A key element of the impeachment push against President Trump is the assertion that he withheld nearly $400 million in US military aid to Ukraine before 'pressuring' President Volodomyr Zelensky to investigate former Vice President Joe Biden and his son Hunter.
While Trump says he stalled the aid to investigate whether the new administration was just as corrupt as the last one, Democrats and their MSM lapdogs have been making the case that the aid and the request to investigate Biden are linked.
Not true, according to the New York Times' Kenneth Vogel in a Wednesday tweet that went virtually unnoticed (but not by the WSJ's indefatigable Kim Strassel).
Responding to a tweet by MSNBC's Rick Tyler in which he questions why the $400 million wasn't "the top priority of the call," Vogel explains: "The Ukrainians weren't made aware that the assistance was being delayed/reviewed until more than one month after the call."

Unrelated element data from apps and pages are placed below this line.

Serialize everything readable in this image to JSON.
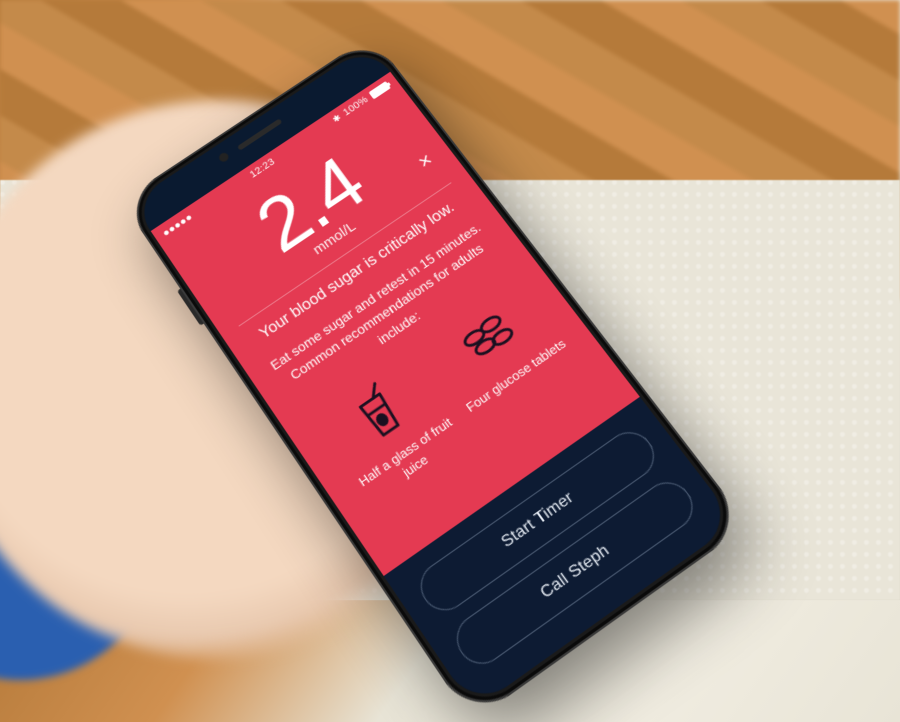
{
  "status_bar": {
    "carrier_signal_dots": 5,
    "time": "12:23",
    "bluetooth": "᛭",
    "battery_pct": "100%"
  },
  "reading": {
    "value": "2.4",
    "unit": "mmol/L"
  },
  "alert": {
    "headline": "Your blood sugar is critically low.",
    "advice": "Eat some sugar and retest in 15 minutes. Common recommendations for adults include:"
  },
  "recommendations": [
    {
      "icon": "juice-icon",
      "label": "Half a glass of fruit juice"
    },
    {
      "icon": "tablets-icon",
      "label": "Four glucose tablets"
    }
  ],
  "actions": {
    "primary": "Start Timer",
    "secondary": "Call Steph"
  },
  "colors": {
    "alert_bg": "#e43a52",
    "action_bg": "#0d1b33",
    "text": "#ffffff"
  }
}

The Ukrainians weren't made aware that the assistance was being delayed/reviewed until more than one month after the call. https://t.co/qDJ3FT261a— Kenneth P. Vogel (@kenvogel) September 25, 2019
To recap - in 2018, former Vice President Joe Biden openly bragged about getting Ukraine's top prosecutor, Victor Shokin, fired by threatening to withhold $1 billion in US loan guarantees. According to Shokin, "I was forced out because I was leading a wide-range corruption probe into Burisma Holdings, a natural gas firm active in Ukraine, and Joe Biden’s son, Hunter, was a member of the board of directors."

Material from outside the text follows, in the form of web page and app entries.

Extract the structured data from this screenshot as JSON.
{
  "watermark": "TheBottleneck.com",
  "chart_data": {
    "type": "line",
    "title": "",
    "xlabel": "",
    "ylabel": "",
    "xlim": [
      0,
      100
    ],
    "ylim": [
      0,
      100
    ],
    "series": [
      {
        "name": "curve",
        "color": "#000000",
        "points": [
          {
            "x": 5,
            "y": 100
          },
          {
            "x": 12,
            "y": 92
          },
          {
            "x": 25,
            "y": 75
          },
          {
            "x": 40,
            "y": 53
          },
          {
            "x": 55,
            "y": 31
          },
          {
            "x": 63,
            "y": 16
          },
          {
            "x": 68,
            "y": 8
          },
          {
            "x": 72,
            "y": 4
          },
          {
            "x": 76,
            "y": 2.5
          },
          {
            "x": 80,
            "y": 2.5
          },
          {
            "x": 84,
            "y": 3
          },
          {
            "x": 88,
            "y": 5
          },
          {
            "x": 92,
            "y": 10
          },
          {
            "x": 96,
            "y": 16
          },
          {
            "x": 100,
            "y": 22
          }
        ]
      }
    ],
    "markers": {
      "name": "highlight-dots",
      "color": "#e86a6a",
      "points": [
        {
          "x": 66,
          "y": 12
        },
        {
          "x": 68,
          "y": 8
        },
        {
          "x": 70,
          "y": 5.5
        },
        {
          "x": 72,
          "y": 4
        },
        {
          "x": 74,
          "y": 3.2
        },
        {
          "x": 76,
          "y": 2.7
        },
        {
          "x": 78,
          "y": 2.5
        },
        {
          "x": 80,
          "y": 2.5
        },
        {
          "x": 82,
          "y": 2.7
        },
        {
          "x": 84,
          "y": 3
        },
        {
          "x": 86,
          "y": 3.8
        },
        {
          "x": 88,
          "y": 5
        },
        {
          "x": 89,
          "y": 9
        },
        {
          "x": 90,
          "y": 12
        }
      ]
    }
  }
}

Then, Ukrainian actor Volodymyr Zelensky won the country's 2019 election, assuming office on May 20 - and promising to fight corruption.
On July 25, Trump and Zelensky conducted a phone call at the center of a CIA operative's 'whistleblower' complaint based on second and third-hand information, alleging that Trump pressured Zelensky to investigate the Bidens in a quid pro quo arrangement. Under pressure, Trump released both a transcript of the call which revealed no such thing.
According to Trump, his administration withheld the nearly $400 million in aid ($250 million in Pentagon aid and $141 million in State Department funds for an actual total of $391 million) while they reviewed the programs. In May, the Pentagon officially certified that it had seen enough anti-corruption progress in Ukraine to justify releasing the Congressionally approved aid, according to the Associated Press.
In a May 23 letter to Congress, defense undersecretary for policy, John Rood, said that the Pentagon had made a thorough assessment of Ukraine's anti-corruption policies and other reforms - writing "On behalf of the secretary of defense, and in coordination with the secretary of state, I have certified that the government of Ukraine has taken substantial actions to make defense institutional reforms for the purpose of decreasing corruption" (via the Washington Post).
Still, the funds weren't released by the Trump White House until September.
On Wednesday, Zelensky and Trump held a press conference at the United Nations where the Ukrainian president said "Nobody pushed me."
“I don’t want to be involved in the democratic elections of the U.S.A.”— Bloomberg TicToc (@tictoc) September 25, 2019
Ukrainian President Zelenskiy responded to allegations of coercion, while Trump said there was “no pressure” on him to investigate Biden #UNGA pic.twitter.com/3WYyIpyyzK
So while House Democrats have launched an official impeachment inquiry based around a quid pro quo and the withholding of funds, the truth of the matter - per the Times' Kenneth Vogel, is that Ukraine had no idea the funding was an issue until weeks after the phone call in question.